Simeone and Klopp teams never let opponents settle. They harass, harry and hurry the opposition into making mistakes and playing under relentless pressure. This is how even the best teams in the world end up getting flustered and unable to play their regular game. In fact, one of the first things Klopp said as Liverpool manager was, “If opponents are better you have to bring them to your level and then you can kill every team.” Later on, in his Liverpool reign, he also said, “I want to beat the best, not be the best.”
Saying it is one thing, but doing it quite another. To make matters even more difficult, both Klopp and Simeone had to contend with their best players getting snapped up by bigger and richer clubs. Bayern regularly laid siege to Dortmund, because what better way to make sure you win the league than to buy the best players from the previous title winners and your main rivals? Mario Gotze, Robert Lewandowski and Matts Hummels all went from Dortmund to Bayern. Nuri Sahin, who was the midfield lynchpin of Klopp’s first title-winning season, was bought by Real Madrid. Shinji Kagawa went to Manchester United.

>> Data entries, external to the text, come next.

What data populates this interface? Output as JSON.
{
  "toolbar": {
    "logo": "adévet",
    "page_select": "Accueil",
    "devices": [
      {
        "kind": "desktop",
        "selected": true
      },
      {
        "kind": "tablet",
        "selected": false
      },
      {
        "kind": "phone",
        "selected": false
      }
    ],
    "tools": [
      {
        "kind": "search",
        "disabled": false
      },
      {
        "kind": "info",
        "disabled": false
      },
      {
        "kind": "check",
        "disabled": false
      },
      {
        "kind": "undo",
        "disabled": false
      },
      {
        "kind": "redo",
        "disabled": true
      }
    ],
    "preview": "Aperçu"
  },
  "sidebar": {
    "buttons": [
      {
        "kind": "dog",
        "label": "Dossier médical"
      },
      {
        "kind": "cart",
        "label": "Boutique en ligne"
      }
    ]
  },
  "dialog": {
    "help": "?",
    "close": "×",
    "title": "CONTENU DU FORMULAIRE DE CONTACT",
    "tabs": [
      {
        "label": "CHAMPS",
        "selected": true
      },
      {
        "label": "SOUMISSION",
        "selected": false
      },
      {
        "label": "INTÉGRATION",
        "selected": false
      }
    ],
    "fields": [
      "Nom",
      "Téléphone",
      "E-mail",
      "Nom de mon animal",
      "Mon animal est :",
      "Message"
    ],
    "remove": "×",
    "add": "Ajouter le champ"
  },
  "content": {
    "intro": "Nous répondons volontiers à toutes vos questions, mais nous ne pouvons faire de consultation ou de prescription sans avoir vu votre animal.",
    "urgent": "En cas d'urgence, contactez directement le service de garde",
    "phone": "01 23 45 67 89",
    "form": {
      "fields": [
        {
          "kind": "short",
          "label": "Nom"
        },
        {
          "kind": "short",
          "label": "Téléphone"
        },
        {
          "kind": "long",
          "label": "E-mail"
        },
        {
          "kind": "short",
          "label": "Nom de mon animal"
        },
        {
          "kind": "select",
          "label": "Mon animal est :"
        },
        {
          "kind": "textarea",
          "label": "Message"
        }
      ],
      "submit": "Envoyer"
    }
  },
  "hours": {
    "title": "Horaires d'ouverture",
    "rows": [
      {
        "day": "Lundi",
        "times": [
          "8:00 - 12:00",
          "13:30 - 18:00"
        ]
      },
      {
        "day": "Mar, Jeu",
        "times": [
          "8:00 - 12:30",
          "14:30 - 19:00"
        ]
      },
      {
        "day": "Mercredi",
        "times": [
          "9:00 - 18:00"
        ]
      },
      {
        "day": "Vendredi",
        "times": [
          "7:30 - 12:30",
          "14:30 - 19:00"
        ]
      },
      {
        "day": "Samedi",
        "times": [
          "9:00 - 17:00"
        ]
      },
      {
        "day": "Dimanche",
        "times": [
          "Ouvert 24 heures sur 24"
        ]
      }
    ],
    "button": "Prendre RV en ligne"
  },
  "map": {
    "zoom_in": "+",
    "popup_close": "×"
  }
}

For Simeone, his core group of players like Godin, Gabi, Koke, and Saul have been more loyal, but there were still major ones that have departed over the years. Diego Costa to Chelsea, Aguero to Manchester City, De Gea to Manchester United, Diego Forlan to Inter Milan, Falcao to Monaco, and Griezmann to Barcelona – these have all occurred during Simeone’s time at Atletico Madrid. Simeone, and Klopp at Dortmund, responded by buying players of similar qualities who fit in the system but who were cheaper. The likes of Pierre-Emerik Aubameyang, Ilkay Gundogan, Jan Oblak, Diego Costa, and Marco Reus were all such players.
Unfortunately, much like Klopp’s Dortmund, there are signs that Atletico are slowing down under Simeone and it might be time for a change. But, no matter what happens, they still have the uncanny ability to pull off a Simeone masterclass, a phrase whose meaning we are all fully aware of.